Return the entries below in full. Keep every word as it is.

=====

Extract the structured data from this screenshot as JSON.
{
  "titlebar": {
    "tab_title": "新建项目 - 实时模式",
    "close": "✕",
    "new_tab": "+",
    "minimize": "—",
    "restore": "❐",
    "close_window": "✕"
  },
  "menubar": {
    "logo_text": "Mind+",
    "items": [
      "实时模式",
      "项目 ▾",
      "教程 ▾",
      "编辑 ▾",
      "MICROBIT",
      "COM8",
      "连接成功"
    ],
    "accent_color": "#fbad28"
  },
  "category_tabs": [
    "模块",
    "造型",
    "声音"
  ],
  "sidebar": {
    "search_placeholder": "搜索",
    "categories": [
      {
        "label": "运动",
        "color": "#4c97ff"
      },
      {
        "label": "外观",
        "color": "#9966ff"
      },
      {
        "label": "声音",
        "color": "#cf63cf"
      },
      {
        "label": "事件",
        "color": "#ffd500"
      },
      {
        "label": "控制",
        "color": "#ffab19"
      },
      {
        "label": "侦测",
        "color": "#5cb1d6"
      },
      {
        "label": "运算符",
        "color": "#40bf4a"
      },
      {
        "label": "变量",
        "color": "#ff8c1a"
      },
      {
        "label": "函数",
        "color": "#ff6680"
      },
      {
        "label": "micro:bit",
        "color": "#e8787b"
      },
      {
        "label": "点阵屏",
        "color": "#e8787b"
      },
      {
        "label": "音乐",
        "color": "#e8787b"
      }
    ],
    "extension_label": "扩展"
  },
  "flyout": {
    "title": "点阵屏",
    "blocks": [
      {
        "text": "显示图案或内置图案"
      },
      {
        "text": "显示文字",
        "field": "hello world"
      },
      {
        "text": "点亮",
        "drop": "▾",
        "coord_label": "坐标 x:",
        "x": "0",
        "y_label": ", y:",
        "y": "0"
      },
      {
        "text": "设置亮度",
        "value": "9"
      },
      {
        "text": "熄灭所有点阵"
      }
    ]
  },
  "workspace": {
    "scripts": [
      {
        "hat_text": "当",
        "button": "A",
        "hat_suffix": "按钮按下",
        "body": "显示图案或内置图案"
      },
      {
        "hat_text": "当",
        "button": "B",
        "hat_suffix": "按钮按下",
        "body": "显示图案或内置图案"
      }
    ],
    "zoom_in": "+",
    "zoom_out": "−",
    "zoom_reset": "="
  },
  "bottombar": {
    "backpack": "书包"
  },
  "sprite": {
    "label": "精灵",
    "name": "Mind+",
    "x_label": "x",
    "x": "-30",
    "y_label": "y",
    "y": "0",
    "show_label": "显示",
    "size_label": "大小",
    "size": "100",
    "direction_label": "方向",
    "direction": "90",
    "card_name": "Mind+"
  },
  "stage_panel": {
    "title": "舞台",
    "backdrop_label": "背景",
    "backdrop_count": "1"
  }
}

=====

- Task result
Extract the structured data from this screenshot as JSON.
{
  "titlebar": {
    "tab_title": "新建项目 - 实时模式",
    "close": "✕",
    "new_tab": "+",
    "minimize": "—",
    "restore": "❐",
    "close_window": "✕"
  },
  "menubar": {
    "logo_text": "Mind+",
    "items": [
      "实时模式",
      "项目 ▾",
      "教程 ▾",
      "编辑 ▾",
      "MICROBIT",
      "COM8",
      "连接成功"
    ],
    "accent_color": "#fbad28"
  },
  "category_tabs": [
    "模块",
    "造型",
    "声音"
  ],
  "sidebar": {
    "search_placeholder": "搜索",
    "categories": [
      {
        "label": "运动",
        "color": "#4c97ff"
      },
      {
        "label": "外观",
        "color": "#9966ff"
      },
      {
        "label": "声音",
        "color": "#cf63cf"
      },
      {
        "label": "事件",
        "color": "#ffd500"
      },
      {
        "label": "控制",
        "color": "#ffab19"
      },
      {
        "label": "侦测",
        "color": "#5cb1d6"
      },
      {
        "label": "运算符",
        "color": "#40bf4a"
      },
      {
        "label": "变量",
        "color": "#ff8c1a"
      },
      {
        "label": "函数",
        "color": "#ff6680"
      },
      {
        "label": "micro:bit",
        "color": "#e8787b"
      },
      {
        "label": "点阵屏",
        "color": "#e8787b"
      },
      {
        "label": "音乐",
        "color": "#e8787b"
      }
    ],
    "extension_label": "扩展"
  },
  "flyout": {
    "title": "点阵屏",
    "blocks": [
      {
        "text": "显示图案或内置图案"
      },
      {
        "text": "显示文字",
        "field": "hello world"
      },
      {
        "text": "点亮",
        "drop": "▾",
        "coord_label": "坐标 x:",
        "x": "0",
        "y_label": ", y:",
        "y": "0"
      },
      {
        "text": "设置亮度",
        "value": "9"
      },
      {
        "text": "熄灭所有点阵"
      }
    ]
  },
  "workspace": {
    "scripts": [
      {
        "hat_text": "当",
        "button": "A",
        "hat_suffix": "按钮按下",
        "body": "显示图案或内置图案"
      },
      {
        "hat_text": "当",
        "button": "B",
        "hat_suffix": "按钮按下",
        "body": "显示图案或内置图案"
      }
    ],
    "zoom_in": "+",
    "zoom_out": "−",
    "zoom_reset": "="
  },
  "bottombar": {
    "backpack": "书包"
  },
  "sprite": {
    "label": "精灵",
    "name": "Mind+",
    "x_label": "x",
    "x": "-30",
    "y_label": "y",
    "y": "0",
    "show_label": "显示",
    "size_label": "大小",
    "size": "100",
    "direction_label": "方向",
    "direction": "90",
    "card_name": "Mind+"
  },
  "stage_panel": {
    "title": "舞台",
    "backdrop_label": "背景",
    "backdrop_count": "1"
  }
}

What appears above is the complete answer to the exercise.